Modelers will have some familiar subjects in Turkish markings to view for motivation. Among the color profile pages are Soviet T-26s (A and B models), British Vickers Mk VIB, Valentine Mk III and Mk IX, French Renault R.35, German PzKpfw III (T.3) and PzKpfw IV (T.4), American M3A1 and M4A2 tanks. Aircraft include Polish PZL P-24, German Heinkel He.111, FW-190A-3, French MS.406, British Westland Lysander, Bristol Blenheim, Hurricane II and Spitfire II and IVs, and American P-40 and Martin Baltimore. Scattered throughout the pages of this book are black and white photographs of various weapon systems, Turkish naval vessels, small arms, and the military in the field. If you are a fan of obscure subjects, then there is some inspiration in this book.
John David Watson, LLB (Bachelor of Law), FRSA (Fellow of the Royal Society of Arts) has covered Balkan history for over 23 years and has a website (balkandave.blogspot.com) on Balkan Wargaming. Who better to describe Dave than himself from his website,
“This blog covers Dave's wide ranging military history and wargaming interests. Posts include, book reviews, new wargame rules, wargame projects, travel and visits to historical sites. He wargames in most periods and scales, with a collection of over 20,000 models. Dave is the Secretary of Glasgow and District Wargames Society - one of the UK's longest running wargaming clubs.
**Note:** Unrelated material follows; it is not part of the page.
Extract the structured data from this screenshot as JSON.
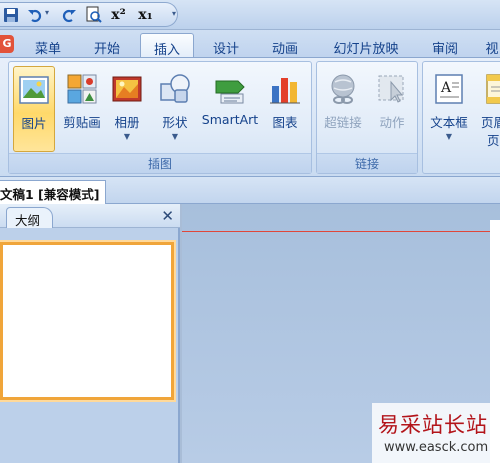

Dave is a graduate of the University of Strathclyde and a Fellow of the Royal Society of Arts. He is also the Secretary of the Keir Hardie Society and Interim Director of the Jimmy Reid Foundation. He retired from his post as Head of Policy and Public Affairs at UNISON Scotland in 2018 and now works part-time on policy and human resource projects. He lives with his wife Liz and Rasputin (the wargaming cat) in South Ayrshire, on the west coast of Scotland.”
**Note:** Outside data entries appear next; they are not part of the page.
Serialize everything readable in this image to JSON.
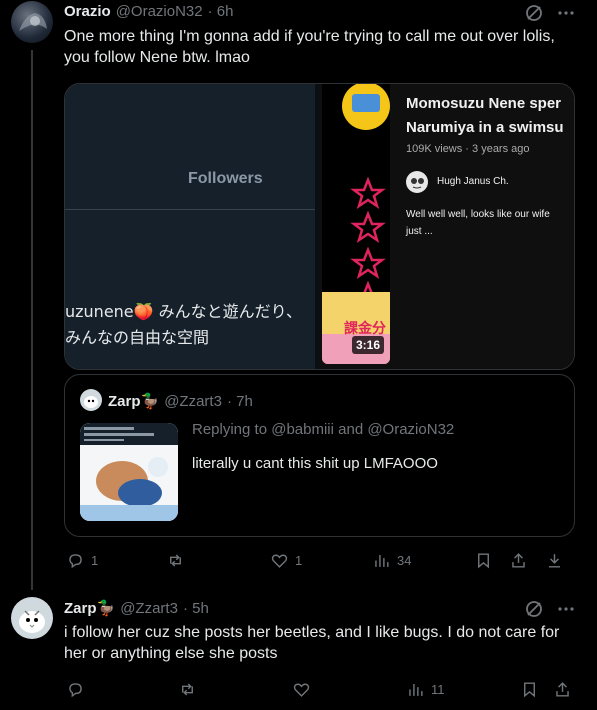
{
  "tweet1": {
    "name": "Orazio",
    "handle": "@OrazioN32",
    "time": "· 6h",
    "text": "One more thing I'm gonna add if you're trying to call me out over lolis, you follow Nene btw. lmao",
    "media_left": {
      "followers_label": "Followers",
      "jp_line1": "uzunene🍑 みんなと遊んだり、",
      "jp_line2": "みんなの自由な空間"
    },
    "media_right": {
      "video_title_line1": "Momosuzu Nene sper",
      "video_title_line2": "Narumiya in a swimsu",
      "views": "109K views · 3 years ago",
      "channel": "Hugh Janus Ch.",
      "comment_line1": "Well well well, looks like our wife",
      "comment_line2": "just ...",
      "badge_text": "課金分",
      "duration": "3:16"
    },
    "quote": {
      "name": "Zarp🦆",
      "handle": "@Zzart3",
      "time": "· 7h",
      "replying_prefix": "Replying to ",
      "replying_to": "@babmiii and @OrazioN32",
      "text": "literally u cant this shit up LMFAOOO"
    },
    "actions": {
      "replies": "1",
      "retweets": "",
      "likes": "1",
      "views": "34"
    }
  },
  "tweet2": {
    "name": "Zarp🦆",
    "handle": "@Zzart3",
    "time": "· 5h",
    "text": "i follow her cuz she posts her beetles, and I like bugs. I do not care for her or anything else she posts",
    "actions": {
      "replies": "",
      "retweets": "",
      "likes": "",
      "views": "11"
    }
  },
  "colors": {
    "background": "#000000",
    "text": "#e7e9ea",
    "muted": "#71767b",
    "border": "#2f3336"
  }
}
This is Dave’s first book for Helion & Company and Casemate. He has another Europe@War book, Ripped Apart-Cyprus Crisis, 1963-1974, Volume 1, due out in August 2023.
Early in my Army career, I spent a year in Bosnia in IFOR (Implementation Force). I was fascinated in the history of the Balkans as I was now a part of its history. Since that time, I have read a lot about the region. Chasing the Soft Underbelly - Turkey and the Second World War is a book that I wish I had earlier as it really fills in a lot of the gaps in my knowledge of this region. I can now look back on time with better acuity, especially looking at our IFOR partners and their roles leading up to our time in 1995-1996, with Turkey, Britain, France, and Russia all continuing to play key parts.
Profuse thanks to Casemate and IPMS/USA for providing the review sample.
I lived in Turkey for almost three years, and saw remnants of WWII era military installations and museum exhibits. Which included the deteriorating runways of an abandoned airfield about 8 miles from our base -- used by USAF C-130's as the only landing area closer than Istanbul. I gained little insight into Turkey's role in the War, so I was immediately interested in this book. And I've ordered it.
Thanks mucho for the review.